Apr.) at least "accepts this with good grace". He obviously realises
that many of his ba'alei battim have to be at work at a fixed time and
do not have the chance to commune with the Al-mighty at as great length
as himself.

I wrote an article on this, "When the davening finished too late",
originally published in the Federation of Synagogues' journal, HaMa'or
in 1997, which is included in my forthcoming book "A Time to Speak".

In it I discuss the almost insoluble problem of reconciling the need to
daven with proper kavanah and the need to finish in time, and propose
some possible ways to overcome it.

While it is customary in many shuls to wait for the Rov complete
davening certain tefilos such as Shema and Shemoneh Esrei, this can
exacerbate the conflict of interest since the Rov is usually not quite
as constrained as are other people by the need to be in the office by a
certain time.

Different rabbonim solve this problem in various ways. Some waive the
need to wait so that they can daven at a more leisurely rate without
inconveniencing the tzibbur, as I presume Rabbi Rubin implies. Others
try to daven faster than they would like omitting, for example, Elokai
netsor in order not to finish too late. Such laudable concern for bein
adam lechaveiro will, no doubt, be taken into account by HKBH.
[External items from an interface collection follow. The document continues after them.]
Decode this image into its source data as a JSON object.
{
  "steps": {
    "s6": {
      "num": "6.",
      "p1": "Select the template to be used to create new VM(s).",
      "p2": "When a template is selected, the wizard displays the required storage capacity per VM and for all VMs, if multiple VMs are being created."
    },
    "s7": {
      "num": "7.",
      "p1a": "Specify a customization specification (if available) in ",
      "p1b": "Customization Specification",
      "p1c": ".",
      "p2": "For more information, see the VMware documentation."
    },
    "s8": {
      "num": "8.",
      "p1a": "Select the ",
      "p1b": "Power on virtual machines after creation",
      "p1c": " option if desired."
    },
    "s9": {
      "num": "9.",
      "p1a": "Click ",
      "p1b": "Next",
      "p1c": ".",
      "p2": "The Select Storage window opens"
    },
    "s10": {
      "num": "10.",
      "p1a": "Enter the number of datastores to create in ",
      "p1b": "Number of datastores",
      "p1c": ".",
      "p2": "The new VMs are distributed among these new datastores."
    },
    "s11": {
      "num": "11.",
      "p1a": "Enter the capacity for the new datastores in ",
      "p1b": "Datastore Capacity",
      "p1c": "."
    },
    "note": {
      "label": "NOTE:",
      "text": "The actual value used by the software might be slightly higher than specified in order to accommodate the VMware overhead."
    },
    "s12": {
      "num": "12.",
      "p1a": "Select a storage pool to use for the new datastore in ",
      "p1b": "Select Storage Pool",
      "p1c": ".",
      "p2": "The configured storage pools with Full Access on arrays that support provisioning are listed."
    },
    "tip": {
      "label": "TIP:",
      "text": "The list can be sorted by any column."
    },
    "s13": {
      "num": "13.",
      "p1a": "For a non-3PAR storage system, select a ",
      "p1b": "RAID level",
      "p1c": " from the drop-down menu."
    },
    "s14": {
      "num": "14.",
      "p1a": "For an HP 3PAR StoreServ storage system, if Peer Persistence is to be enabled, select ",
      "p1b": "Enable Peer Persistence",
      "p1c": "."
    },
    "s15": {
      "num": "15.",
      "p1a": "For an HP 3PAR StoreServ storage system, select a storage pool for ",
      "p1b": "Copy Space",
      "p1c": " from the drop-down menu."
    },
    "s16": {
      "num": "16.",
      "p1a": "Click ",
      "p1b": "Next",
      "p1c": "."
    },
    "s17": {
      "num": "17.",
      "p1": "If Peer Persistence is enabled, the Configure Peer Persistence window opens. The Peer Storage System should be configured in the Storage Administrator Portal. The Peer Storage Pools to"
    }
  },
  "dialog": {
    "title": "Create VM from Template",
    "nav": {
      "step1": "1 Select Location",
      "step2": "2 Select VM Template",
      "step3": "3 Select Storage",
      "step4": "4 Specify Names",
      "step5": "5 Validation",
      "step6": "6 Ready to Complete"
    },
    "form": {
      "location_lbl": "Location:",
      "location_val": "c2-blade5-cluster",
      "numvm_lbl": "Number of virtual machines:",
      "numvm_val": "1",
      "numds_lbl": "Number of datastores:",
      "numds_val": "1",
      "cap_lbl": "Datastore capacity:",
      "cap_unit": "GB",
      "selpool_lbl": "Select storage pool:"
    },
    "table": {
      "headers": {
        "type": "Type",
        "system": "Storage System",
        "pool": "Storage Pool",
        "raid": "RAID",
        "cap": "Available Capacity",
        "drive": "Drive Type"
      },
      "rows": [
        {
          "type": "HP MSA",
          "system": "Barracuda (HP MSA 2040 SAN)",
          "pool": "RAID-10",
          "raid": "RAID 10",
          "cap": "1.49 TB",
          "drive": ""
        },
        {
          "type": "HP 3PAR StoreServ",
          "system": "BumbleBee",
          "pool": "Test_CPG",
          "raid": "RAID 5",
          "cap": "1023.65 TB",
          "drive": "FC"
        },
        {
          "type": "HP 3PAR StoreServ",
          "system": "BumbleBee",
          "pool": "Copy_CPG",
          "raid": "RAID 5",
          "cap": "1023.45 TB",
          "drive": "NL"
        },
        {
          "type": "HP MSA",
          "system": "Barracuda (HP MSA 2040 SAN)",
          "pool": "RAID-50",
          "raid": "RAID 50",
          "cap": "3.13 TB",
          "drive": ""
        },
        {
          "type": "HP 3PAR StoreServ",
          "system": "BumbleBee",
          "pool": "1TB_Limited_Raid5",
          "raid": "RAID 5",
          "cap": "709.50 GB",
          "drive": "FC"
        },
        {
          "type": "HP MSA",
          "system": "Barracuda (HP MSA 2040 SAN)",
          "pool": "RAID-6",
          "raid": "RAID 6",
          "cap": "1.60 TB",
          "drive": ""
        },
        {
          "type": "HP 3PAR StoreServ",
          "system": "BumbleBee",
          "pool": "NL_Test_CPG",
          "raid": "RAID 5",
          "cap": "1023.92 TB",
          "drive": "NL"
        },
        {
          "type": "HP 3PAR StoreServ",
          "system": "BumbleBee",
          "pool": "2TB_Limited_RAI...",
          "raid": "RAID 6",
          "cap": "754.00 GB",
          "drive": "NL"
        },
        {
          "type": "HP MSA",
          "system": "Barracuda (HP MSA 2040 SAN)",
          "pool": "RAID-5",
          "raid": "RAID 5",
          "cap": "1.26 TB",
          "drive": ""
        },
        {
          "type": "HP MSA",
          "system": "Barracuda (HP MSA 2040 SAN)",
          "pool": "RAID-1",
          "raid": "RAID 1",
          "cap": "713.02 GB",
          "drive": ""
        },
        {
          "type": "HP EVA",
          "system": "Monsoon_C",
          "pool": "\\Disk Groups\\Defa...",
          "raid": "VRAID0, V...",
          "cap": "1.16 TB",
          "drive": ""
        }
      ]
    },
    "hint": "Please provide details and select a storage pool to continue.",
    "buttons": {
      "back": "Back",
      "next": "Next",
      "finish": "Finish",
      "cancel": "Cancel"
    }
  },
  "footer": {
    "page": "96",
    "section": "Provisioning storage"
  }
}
The problem arises with those who insist on their prerogatives and even
expect the tzibbur to follow their leisurely style by waiting for them
at other times - such as each mizmor in pesukei dezimra etc. - as well,
which can, in extreme cases, add up to 30 per cent to the davening
time. The result will be that many ba'alei battim will be forced to
daven elsewhere, as happened in one shul of which I am aware where
attendances on weekday mornings was halved. Whether this is a desirable
situation is open to debate.

Martin Stern


End of Volume 56 Issue 59